■ Task requirements: Exactly as they stand, write out all of the entries again.
——————————
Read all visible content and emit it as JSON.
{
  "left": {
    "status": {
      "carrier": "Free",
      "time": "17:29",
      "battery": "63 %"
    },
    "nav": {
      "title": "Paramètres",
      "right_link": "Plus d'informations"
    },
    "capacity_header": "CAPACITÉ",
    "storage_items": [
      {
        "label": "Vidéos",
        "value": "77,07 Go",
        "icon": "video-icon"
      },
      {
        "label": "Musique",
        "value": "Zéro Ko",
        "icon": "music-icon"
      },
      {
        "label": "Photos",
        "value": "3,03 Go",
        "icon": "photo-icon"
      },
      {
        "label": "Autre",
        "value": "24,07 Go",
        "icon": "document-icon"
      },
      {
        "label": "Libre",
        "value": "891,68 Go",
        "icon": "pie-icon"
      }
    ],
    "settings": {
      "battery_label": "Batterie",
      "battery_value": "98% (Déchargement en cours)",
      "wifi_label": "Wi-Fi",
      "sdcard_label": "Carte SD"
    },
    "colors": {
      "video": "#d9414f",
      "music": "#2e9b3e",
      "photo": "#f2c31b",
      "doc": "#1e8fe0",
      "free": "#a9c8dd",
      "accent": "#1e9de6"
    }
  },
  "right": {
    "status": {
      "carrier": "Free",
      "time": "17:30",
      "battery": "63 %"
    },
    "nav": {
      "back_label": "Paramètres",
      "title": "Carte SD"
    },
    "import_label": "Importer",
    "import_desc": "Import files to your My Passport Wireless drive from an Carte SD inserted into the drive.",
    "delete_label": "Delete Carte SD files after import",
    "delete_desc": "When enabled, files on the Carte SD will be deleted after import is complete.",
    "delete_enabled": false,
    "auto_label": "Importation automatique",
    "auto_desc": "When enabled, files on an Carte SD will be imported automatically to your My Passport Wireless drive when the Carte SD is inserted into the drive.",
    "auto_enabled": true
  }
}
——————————
■ Finished exercise:
Read all visible content and emit it as JSON.
{
  "left": {
    "status": {
      "carrier": "Free",
      "time": "17:29",
      "battery": "63 %"
    },
    "nav": {
      "title": "Paramètres",
      "right_link": "Plus d'informations"
    },
    "capacity_header": "CAPACITÉ",
    "storage_items": [
      {
        "label": "Vidéos",
        "value": "77,07 Go",
        "icon": "video-icon"
      },
      {
        "label": "Musique",
        "value": "Zéro Ko",
        "icon": "music-icon"
      },
      {
        "label": "Photos",
        "value": "3,03 Go",
        "icon": "photo-icon"
      },
      {
        "label": "Autre",
        "value": "24,07 Go",
        "icon": "document-icon"
      },
      {
        "label": "Libre",
        "value": "891,68 Go",
        "icon": "pie-icon"
      }
    ],
    "settings": {
      "battery_label": "Batterie",
      "battery_value": "98% (Déchargement en cours)",
      "wifi_label": "Wi-Fi",
      "sdcard_label": "Carte SD"
    },
    "colors": {
      "video": "#d9414f",
      "music": "#2e9b3e",
      "photo": "#f2c31b",
      "doc": "#1e8fe0",
      "free": "#a9c8dd",
      "accent": "#1e9de6"
    }
  },
  "right": {
    "status": {
      "carrier": "Free",
      "time": "17:30",
      "battery": "63 %"
    },
    "nav": {
      "back_label": "Paramètres",
      "title": "Carte SD"
    },
    "import_label": "Importer",
    "import_desc": "Import files to your My Passport Wireless drive from an Carte SD inserted into the drive.",
    "delete_label": "Delete Carte SD files after import",
    "delete_desc": "When enabled, files on the Carte SD will be deleted after import is complete.",
    "delete_enabled": false,
    "auto_label": "Importation automatique",
    "auto_desc": "When enabled, files on an Carte SD will be imported automatically to your My Passport Wireless drive when the Carte SD is inserted into the drive.",
    "auto_enabled": true
  }
}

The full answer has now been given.